brimming with violence, longing and fear.
Sled, her first full-length stage play in seven years, is set among a group
of neighbours on a
stretch of Clinton Street - an ordinary inner-city block, and Thompson's own neighbourhood.
Their stories encompass love and murder, depravity and grace. They echo with snatches of
Gaelic, French, Italian and Cree.
"I'm a magpie," says Thompson, who in person is warm, articulate and unexpectedly
un-scary. "The stories in the play are extraordinary, Marquez-like, magic realist - but they're
all true. We all hear and tell stories all the time, and everybody's story is extraordinary and
resonant and in touch with a kind of collective consciousness.
"One day one of my neighbours, an older, Italian-Canadian man, said, 'You
know, I never
tasted milk until I went into the army.' He grew up in Toronto in the Depression, and his
mother was a widow with nine children. He said, 'We used to watch the cows being taken
down to the slaughterhouse at Clinton and Bloor, but we never saw the meat.' And I thought,
'I don't know anything about Toronto.'"
Thompson's first play, The Crackwalker, was set in the rough end of Kingston,
and all her
work since then has been vividly specific about place. Sled's mythic stories of frozen corpses,
long-lost siblings and coffin ships sprout from the sidewalks of Toronto's Seaton Village - also
the setting for her 1990 piece Lion In The Streets - and the forests of northern Ontario.
She is inspired by her city and her country - the richness of its polyglot
harshness of its landscape, the traces of its hidden past.
"I didn't set out to mythologize my street and make it cool - it's just
that it is mythic for me,"
says the two-time Governor General's Award-winner. "We have that sense about New
Orleans, about Times Square, about Jerusalem. Why not Toronto?
"And since I turned 40, I've started to think about where I am and how
much this natural
environment means to me. I feel kinetically attached to the changing of the seasons, to a
winter day like today. I never consciously thought, 'I'm writing a play about Canada.' But I
selected stories that have to do with this country.
"My neighbour told me about how the Italian immigrants would bury their

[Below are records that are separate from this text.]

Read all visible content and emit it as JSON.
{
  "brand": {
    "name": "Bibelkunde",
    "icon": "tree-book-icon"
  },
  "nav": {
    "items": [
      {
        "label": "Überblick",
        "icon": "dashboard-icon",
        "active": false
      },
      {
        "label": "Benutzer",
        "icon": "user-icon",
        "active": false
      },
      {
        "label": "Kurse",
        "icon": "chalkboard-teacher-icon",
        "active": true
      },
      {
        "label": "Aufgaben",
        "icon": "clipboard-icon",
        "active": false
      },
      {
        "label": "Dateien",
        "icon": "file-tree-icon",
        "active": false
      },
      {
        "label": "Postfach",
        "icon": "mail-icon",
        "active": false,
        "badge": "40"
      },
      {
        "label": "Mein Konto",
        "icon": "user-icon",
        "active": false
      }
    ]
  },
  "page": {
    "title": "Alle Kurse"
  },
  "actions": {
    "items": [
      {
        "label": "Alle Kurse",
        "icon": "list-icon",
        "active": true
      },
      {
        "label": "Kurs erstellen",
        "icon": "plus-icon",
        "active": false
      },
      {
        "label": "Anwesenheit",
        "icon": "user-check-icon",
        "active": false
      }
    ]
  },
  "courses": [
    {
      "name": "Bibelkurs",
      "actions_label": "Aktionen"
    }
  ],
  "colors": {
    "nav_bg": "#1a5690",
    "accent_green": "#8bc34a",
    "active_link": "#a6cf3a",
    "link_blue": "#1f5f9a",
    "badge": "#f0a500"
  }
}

guns in the garden -
that's like how we bury our culture. And what does my culture - Irish six generations ago -
mean to me? All of this started coming together for me. Who I am, who we are."
Sled is gothic in its audacity, apt to follow up a murder with a song,
the threat of violence with
the hope of redemption. It's these juxtapositions - a form of stylization that seems more
natural than the "realistic" conventions of stage naturalism - that give Thompson's plays their
"One character says, 'People think because they are in the woods, in their
own country, and
there is a warm fire back at the lodge, they are safe. They're not safe.' When you're in
Algonquin Park, you think that because there are signed trails and a ranger not too far away,
you must be safe. Until you see a bear. People freeze to death every year. In Fredericton,
someone is killed by a falling icicle every year.
"Sled is really a contemporary Jacobean tragedy. There's a sense of tragic
destiny at work.
But that's what happens in life. One character points out that Clinton used to be a cow path.
It will be a cow path again. In 100 years, every one of us living on that street will be dead."
Thompson, who trained as an actor at the National Theatre School, has directed
work - she did so with Lion In The Streets. But Sled is led by Duncan McIntosh, artistic
director of Edmonton's Citadel Theatre.
"I like directing actors, and I love being in tech, but it's too much to
do two things at once,"
she explains. "I have to get this text right. Someone told me, 'I loved Lion In The Streets, but
I can't remember anything visual about it.' That's no slight to the designer. I just didn't have
time to care about that. But Duncan and designer John Jenkins are writing another play
"And the actors fill every moment, give the play levels I hadn't dreamed
of. That inspires me
to write better. And then the ideas just happen.
"The engine that makes my plays run is partly the force of the unconscious,
the id - my own,
and also a collective unconscious. It feels really hit-or-miss and lucky. I may walk in one day
and it won't happen. It always feels like the skin of my teeth."
© 1997 NOW Communications Inc.